“We mustn’t obsess over the price of vaccines and buy them even at twice the price to protect people,” said Dr. Zali. “We spent €720 million on Remdesivir [a drug used to treat severe Covid-19] but we should have spent that on vaccines. How come, under sanctions, we can buy petroleum equipment at three times the price but not do the same for vaccines?”
Isfahan Hospital Boss Warns Black Fungus Spreading Among Children
Behrouz Kalidari, the deputy director of treatment at Isfahan University of Medical Sciences, reported that local hospitals have seen an outbreak of black fungus among patients with Covid-19.

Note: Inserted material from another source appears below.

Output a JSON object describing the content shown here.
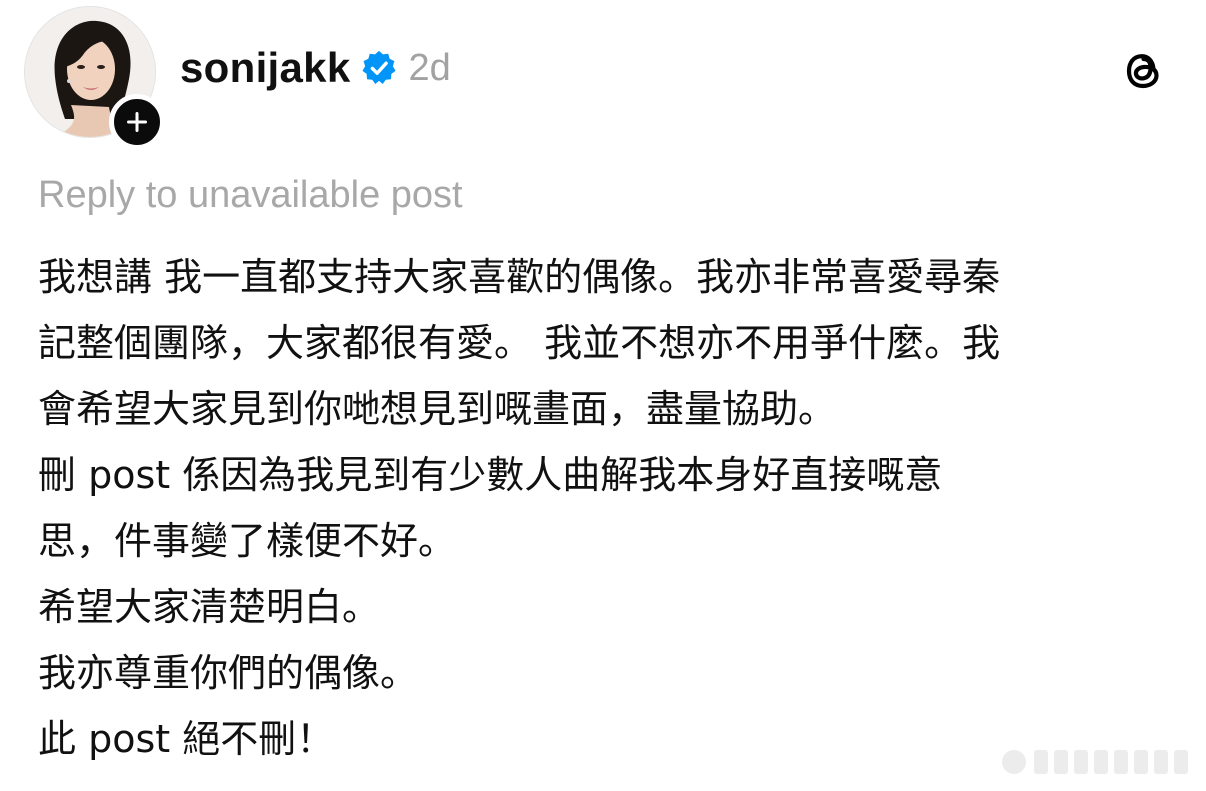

The rare but serious infection affects the sinuses and facial bones and can cause sight loss or brain damage. When untreated, it kills 50 percent of sufferers.

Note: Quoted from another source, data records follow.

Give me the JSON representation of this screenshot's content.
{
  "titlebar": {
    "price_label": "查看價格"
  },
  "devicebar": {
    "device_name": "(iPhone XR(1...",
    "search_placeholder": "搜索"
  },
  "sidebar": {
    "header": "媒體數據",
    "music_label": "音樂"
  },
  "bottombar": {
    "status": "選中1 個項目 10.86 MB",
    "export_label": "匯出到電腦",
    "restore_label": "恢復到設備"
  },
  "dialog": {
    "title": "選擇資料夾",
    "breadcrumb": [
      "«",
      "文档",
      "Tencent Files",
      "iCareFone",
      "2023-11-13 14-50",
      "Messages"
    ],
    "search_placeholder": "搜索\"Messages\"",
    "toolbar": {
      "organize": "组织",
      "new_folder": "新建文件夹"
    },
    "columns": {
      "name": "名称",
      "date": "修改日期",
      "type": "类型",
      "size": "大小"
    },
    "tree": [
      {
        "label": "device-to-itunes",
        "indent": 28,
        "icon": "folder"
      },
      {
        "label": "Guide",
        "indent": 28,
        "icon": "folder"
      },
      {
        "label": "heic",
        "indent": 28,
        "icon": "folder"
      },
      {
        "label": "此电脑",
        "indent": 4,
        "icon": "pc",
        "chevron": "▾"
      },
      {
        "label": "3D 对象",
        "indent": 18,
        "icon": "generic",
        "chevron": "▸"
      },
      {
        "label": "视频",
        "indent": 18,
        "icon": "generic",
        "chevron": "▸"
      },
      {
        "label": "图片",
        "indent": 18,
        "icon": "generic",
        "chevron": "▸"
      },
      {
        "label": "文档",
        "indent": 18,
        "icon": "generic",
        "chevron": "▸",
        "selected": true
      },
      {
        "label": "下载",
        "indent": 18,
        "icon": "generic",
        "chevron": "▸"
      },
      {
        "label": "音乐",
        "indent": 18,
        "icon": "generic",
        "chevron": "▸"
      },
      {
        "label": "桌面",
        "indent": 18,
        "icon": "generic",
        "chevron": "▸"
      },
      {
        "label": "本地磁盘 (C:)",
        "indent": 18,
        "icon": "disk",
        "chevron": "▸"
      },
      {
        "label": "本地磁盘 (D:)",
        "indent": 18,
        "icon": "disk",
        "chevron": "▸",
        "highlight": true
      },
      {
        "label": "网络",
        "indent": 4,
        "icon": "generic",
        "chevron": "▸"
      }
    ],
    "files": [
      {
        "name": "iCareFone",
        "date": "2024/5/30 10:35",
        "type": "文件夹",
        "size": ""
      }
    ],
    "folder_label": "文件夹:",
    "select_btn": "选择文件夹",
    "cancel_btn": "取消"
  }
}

On Friday, August 13, Kalidari told the Iranian Metropolis News Agency (IMNA) that more than 40 children had come down with the disease, mucormycetes, at Imam Hossein Hospital and three at the university’s hospital in Isfahan.
One of the cases, he said, was an eight-year-old child. Doctors had to remove parts of his cheek and eye in order to save his life. "The more people we have with immunodeficiency conditions,” Kalidari warned, “the more that opportunistic viruses such as black fungi are likely to spread."
Black fungus infection was first observed spreading among Covid-19 patients in India in May. Hospitals have since had to set up special units to treat thousands of affected people after they had recovered from Covid-19.
The US Center for Disease Control and Prevention has warned the infection is “highly aggressive” and should always be treated immediately.
In June this year, Massoud Mardani, a member of the National Coronavirus Headquarters’ scientific committee, had also said cases of black fungus had been observed in Tehran.
Official Coronavirus Statistics
According to the health ministry’s weekly statistics, a total of 3,587 patients are known to have lost their lives to Covid-19 in the week ending August 12: an increase of 1,033 over the preceding week’s death toll of 2,554. With 588 deaths, August 9 had the highest officially-recorded number of fatalities for the week.
At the week’s end, 7,048 Covid-19 patients in Iran were being treated in ICUs. At the time of writing, according to the health ministry, 3,531,142 Iranians had received both doses of the vaccine.
There are currently 336 Iranian cities on red alert for coronavirus transmission. Another 84 are rated orange and 28 are yellow. No city in Iran is currently on “blue” alert.